◆ WHAT YOU SHOULD DO: Look for the word "Dokumente" in the entries below, then copy every line that has it.

[GIVEN RECORDS — start]

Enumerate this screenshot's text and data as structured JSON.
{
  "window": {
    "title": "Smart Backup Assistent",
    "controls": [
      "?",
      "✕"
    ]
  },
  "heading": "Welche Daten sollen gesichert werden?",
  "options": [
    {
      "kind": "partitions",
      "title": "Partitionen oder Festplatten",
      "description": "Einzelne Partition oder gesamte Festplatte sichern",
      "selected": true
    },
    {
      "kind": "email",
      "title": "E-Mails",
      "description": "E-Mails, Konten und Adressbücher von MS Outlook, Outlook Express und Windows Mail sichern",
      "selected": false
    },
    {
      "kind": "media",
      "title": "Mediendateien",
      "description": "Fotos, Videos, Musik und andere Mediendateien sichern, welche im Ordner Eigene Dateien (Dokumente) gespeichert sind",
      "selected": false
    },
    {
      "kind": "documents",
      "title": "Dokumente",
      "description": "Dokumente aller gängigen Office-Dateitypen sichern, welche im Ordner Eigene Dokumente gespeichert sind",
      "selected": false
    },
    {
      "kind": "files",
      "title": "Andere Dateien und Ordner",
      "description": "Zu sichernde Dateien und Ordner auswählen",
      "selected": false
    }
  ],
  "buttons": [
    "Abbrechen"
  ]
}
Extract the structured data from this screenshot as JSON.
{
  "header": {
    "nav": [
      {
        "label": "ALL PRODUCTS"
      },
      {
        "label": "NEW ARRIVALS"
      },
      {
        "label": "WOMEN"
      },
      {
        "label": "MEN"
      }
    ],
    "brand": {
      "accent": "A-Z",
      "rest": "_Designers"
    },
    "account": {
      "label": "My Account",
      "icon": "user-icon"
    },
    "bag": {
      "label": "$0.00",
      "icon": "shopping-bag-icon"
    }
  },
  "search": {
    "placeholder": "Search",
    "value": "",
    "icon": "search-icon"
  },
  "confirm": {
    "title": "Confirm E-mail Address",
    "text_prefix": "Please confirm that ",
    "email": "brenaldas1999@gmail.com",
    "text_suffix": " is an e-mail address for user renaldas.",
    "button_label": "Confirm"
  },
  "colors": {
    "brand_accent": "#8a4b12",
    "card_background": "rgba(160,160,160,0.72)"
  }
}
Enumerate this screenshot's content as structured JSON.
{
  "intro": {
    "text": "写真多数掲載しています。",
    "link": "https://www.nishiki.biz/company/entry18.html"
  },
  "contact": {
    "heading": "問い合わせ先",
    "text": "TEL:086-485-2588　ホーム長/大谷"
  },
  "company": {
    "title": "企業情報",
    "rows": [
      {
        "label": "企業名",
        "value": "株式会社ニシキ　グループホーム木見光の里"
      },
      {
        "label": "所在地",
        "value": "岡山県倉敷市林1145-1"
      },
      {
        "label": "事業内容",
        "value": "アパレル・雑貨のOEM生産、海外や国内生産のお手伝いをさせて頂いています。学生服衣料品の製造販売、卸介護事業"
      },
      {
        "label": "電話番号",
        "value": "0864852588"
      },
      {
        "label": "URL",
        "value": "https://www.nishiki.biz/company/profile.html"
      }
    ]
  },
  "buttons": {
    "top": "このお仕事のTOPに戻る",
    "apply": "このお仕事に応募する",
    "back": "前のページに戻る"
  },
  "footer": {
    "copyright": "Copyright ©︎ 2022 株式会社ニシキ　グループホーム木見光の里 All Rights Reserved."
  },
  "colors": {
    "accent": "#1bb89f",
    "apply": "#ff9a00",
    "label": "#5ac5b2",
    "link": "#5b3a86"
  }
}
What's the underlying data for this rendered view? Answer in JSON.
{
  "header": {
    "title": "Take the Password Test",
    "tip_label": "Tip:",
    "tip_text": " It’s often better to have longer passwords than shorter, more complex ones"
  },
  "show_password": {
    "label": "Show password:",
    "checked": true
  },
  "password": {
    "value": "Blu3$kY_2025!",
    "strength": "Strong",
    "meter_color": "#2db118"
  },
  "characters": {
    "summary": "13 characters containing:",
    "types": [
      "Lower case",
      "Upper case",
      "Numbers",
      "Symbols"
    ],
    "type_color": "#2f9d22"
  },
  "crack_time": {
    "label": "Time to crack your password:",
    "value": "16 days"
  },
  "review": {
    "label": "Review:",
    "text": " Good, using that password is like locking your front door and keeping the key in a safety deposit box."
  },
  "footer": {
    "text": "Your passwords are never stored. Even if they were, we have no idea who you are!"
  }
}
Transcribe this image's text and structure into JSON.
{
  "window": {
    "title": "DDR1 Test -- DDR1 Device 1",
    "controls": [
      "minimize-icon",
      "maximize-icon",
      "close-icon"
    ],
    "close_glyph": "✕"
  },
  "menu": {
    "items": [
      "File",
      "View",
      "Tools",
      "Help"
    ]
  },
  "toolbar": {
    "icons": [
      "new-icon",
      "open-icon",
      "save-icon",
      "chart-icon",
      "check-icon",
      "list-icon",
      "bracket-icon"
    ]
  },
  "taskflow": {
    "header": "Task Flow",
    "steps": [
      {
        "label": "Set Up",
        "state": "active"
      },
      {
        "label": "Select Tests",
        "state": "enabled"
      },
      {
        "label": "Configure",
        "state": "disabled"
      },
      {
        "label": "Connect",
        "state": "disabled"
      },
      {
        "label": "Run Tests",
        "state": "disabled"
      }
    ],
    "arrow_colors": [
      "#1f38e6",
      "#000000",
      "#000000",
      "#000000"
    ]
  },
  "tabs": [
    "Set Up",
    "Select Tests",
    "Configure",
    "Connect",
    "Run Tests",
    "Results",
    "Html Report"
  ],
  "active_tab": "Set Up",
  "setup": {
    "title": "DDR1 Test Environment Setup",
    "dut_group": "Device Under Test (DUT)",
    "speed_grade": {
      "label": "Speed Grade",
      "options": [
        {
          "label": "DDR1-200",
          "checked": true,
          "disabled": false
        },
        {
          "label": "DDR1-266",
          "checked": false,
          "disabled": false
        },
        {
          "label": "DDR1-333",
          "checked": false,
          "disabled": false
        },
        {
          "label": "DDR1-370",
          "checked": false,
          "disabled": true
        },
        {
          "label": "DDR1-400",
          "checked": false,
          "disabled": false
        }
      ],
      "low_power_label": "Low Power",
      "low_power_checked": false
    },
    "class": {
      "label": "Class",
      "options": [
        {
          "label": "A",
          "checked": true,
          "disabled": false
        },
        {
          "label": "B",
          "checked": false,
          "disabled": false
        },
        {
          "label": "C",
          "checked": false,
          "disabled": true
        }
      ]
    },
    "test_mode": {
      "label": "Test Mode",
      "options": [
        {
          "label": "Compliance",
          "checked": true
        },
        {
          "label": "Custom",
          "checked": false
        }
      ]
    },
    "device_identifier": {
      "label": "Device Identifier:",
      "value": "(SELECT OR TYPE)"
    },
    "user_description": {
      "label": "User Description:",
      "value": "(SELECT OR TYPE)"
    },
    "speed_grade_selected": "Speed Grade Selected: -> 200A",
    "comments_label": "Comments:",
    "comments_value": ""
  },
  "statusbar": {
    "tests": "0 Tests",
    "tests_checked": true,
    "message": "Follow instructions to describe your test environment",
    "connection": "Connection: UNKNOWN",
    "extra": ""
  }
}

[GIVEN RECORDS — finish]

◆ RESPONSE:
      "description": "Fotos, Videos, Musik und andere Mediendateien sichern, welche im Ordner Eigene Dateien (Dokumente) gespeichert sind",
      "title": "Dokumente",
      "description": "Dokumente aller gängigen Office-Dateitypen sichern, welche im Ordner Eigene Dokumente gespeichert sind",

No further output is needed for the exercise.